DATA PROVIDED -
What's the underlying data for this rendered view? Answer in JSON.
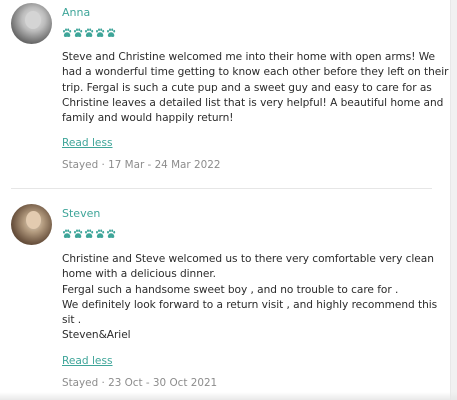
{
  "reviews": [
    {
      "name": "Anna",
      "rating_paws": 5,
      "body_lines": [
        "Steve and Christine welcomed me into their home with open arms! We",
        "had a wonderful time getting to know each other before they left on their",
        "trip. Fergal is such a cute pup and a sweet guy and easy to care for as",
        "Christine leaves a detailed list that is very helpful! A beautiful home and",
        "family and would happily return!"
      ],
      "read_less": "Read less",
      "stay": "Stayed · 17 Mar - 24 Mar 2022"
    },
    {
      "name": "Steven",
      "rating_paws": 5,
      "body_lines": [
        "Christine and Steve welcomed us to there very comfortable very clean",
        "home with a delicious dinner.",
        "Fergal such a handsome sweet boy , and no trouble to care for .",
        "We definitely look forward to a return visit , and highly recommend this",
        "sit .",
        "Steven&Ariel"
      ],
      "read_less": "Read less",
      "stay": "Stayed · 23 Oct - 30 Oct 2021"
    }
  ],
  "colors": {
    "accent": "#3ea599",
    "text": "#2b2b2b",
    "muted": "#8c8c8c",
    "divider": "#e6e6e6"
  },
  "icons": {
    "rating": "paw-icon"
  }
}
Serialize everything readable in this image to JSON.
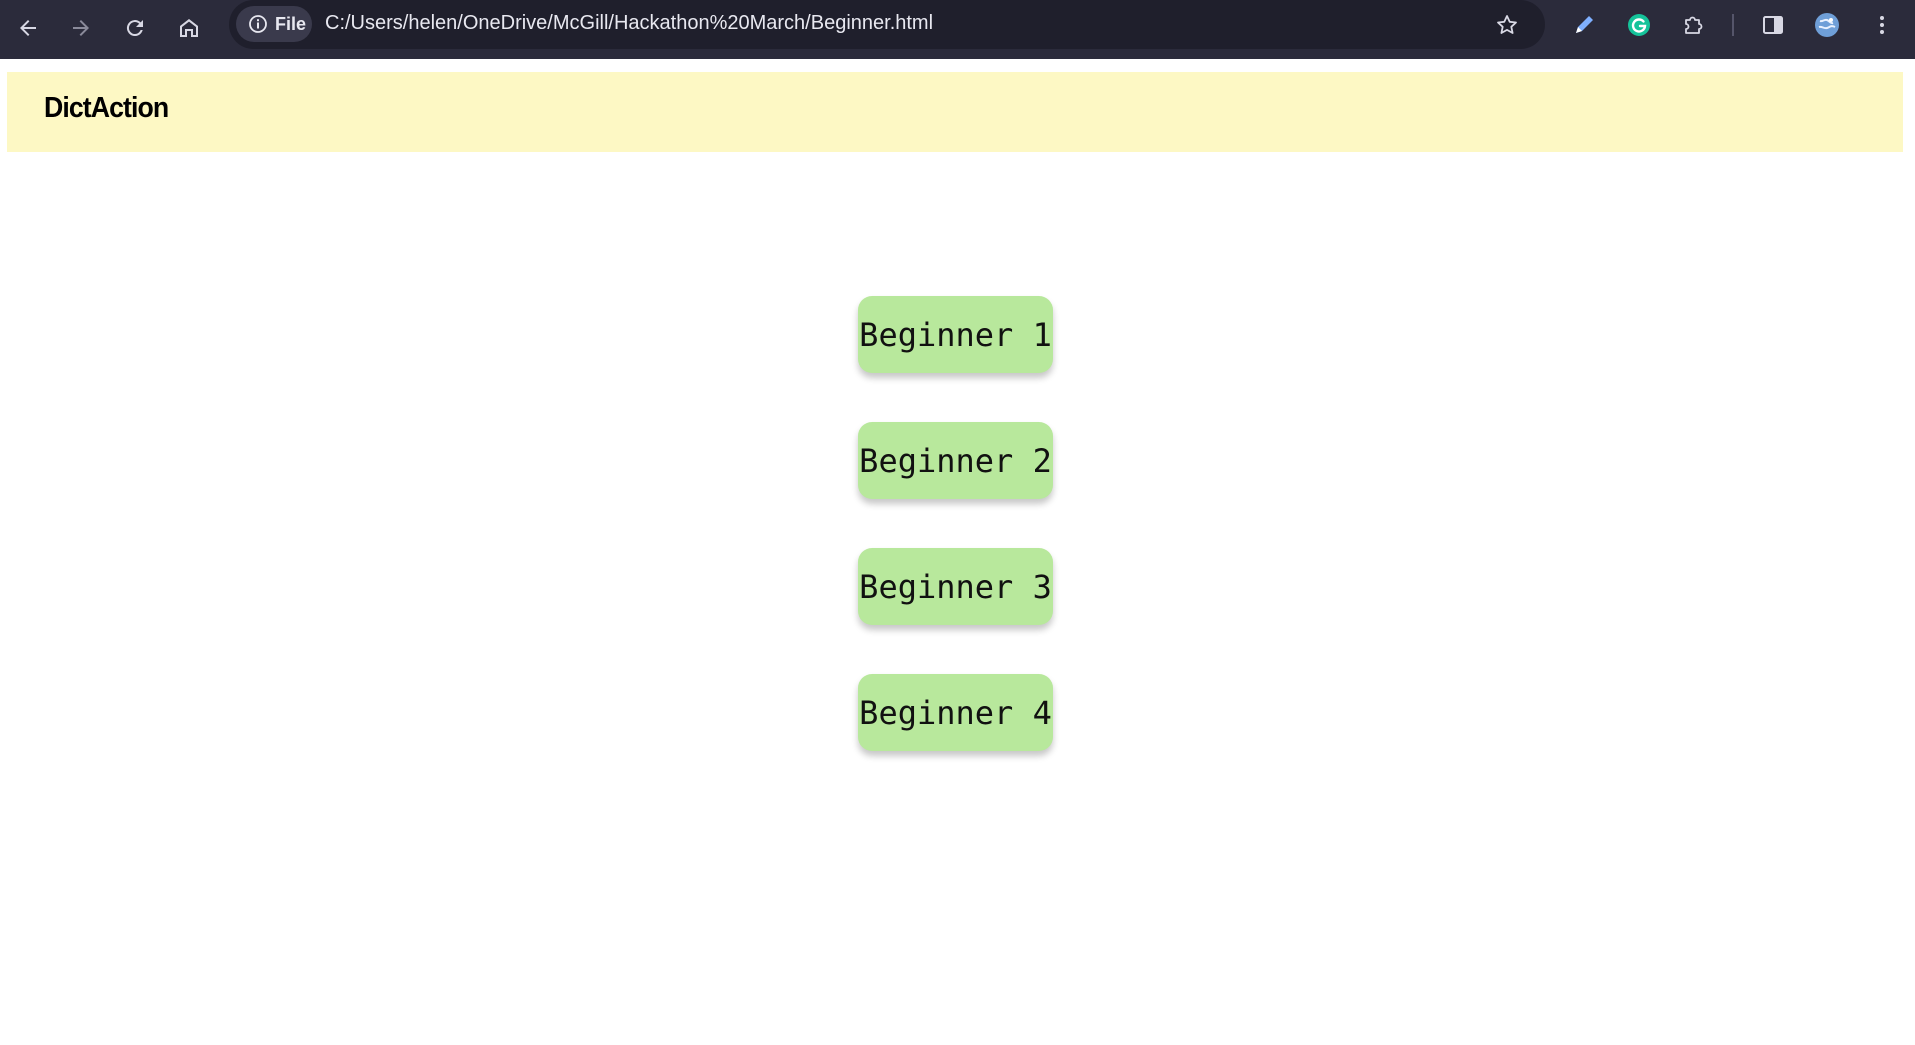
{
  "browser": {
    "address_chip_label": "File",
    "url": "C:/Users/helen/OneDrive/McGill/Hackathon%20March/Beginner.html",
    "toolbar_color": "#2b2b3b",
    "icons": [
      "back-arrow-icon",
      "forward-arrow-icon",
      "reload-icon",
      "home-icon",
      "info-icon",
      "star-icon",
      "pen-icon",
      "grammarly-icon",
      "extensions-puzzle-icon",
      "side-panel-icon",
      "profile-avatar-icon",
      "more-menu-icon"
    ]
  },
  "site": {
    "logo": "DictAction",
    "header_color": "#fdf8c4"
  },
  "levels": {
    "button_color": "#b8e89c",
    "items": [
      {
        "label": "Beginner 1"
      },
      {
        "label": "Beginner 2"
      },
      {
        "label": "Beginner 3"
      },
      {
        "label": "Beginner 4"
      }
    ]
  }
}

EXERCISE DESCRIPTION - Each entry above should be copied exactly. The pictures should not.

EXPECTED ANSWER -
What's the underlying data for this rendered view? Answer in JSON.
{
  "reviews": [
    {
      "name": "Anna",
      "rating_paws": 5,
      "body_lines": [
        "Steve and Christine welcomed me into their home with open arms! We",
        "had a wonderful time getting to know each other before they left on their",
        "trip. Fergal is such a cute pup and a sweet guy and easy to care for as",
        "Christine leaves a detailed list that is very helpful! A beautiful home and",
        "family and would happily return!"
      ],
      "read_less": "Read less",
      "stay": "Stayed · 17 Mar - 24 Mar 2022"
    },
    {
      "name": "Steven",
      "rating_paws": 5,
      "body_lines": [
        "Christine and Steve welcomed us to there very comfortable very clean",
        "home with a delicious dinner.",
        "Fergal such a handsome sweet boy , and no trouble to care for .",
        "We definitely look forward to a return visit , and highly recommend this",
        "sit .",
        "Steven&Ariel"
      ],
      "read_less": "Read less",
      "stay": "Stayed · 23 Oct - 30 Oct 2021"
    }
  ],
  "colors": {
    "accent": "#3ea599",
    "text": "#2b2b2b",
    "muted": "#8c8c8c",
    "divider": "#e6e6e6"
  },
  "icons": {
    "rating": "paw-icon"
  }
}
Serialize everything readable in this image to JSON.
{
  "browser": {
    "address_chip_label": "File",
    "url": "C:/Users/helen/OneDrive/McGill/Hackathon%20March/Beginner.html",
    "toolbar_color": "#2b2b3b",
    "icons": [
      "back-arrow-icon",
      "forward-arrow-icon",
      "reload-icon",
      "home-icon",
      "info-icon",
      "star-icon",
      "pen-icon",
      "grammarly-icon",
      "extensions-puzzle-icon",
      "side-panel-icon",
      "profile-avatar-icon",
      "more-menu-icon"
    ]
  },
  "site": {
    "logo": "DictAction",
    "header_color": "#fdf8c4"
  },
  "levels": {
    "button_color": "#b8e89c",
    "items": [
      {
        "label": "Beginner 1"
      },
      {
        "label": "Beginner 2"
      },
      {
        "label": "Beginner 3"
      },
      {
        "label": "Beginner 4"
      }
    ]
  }
}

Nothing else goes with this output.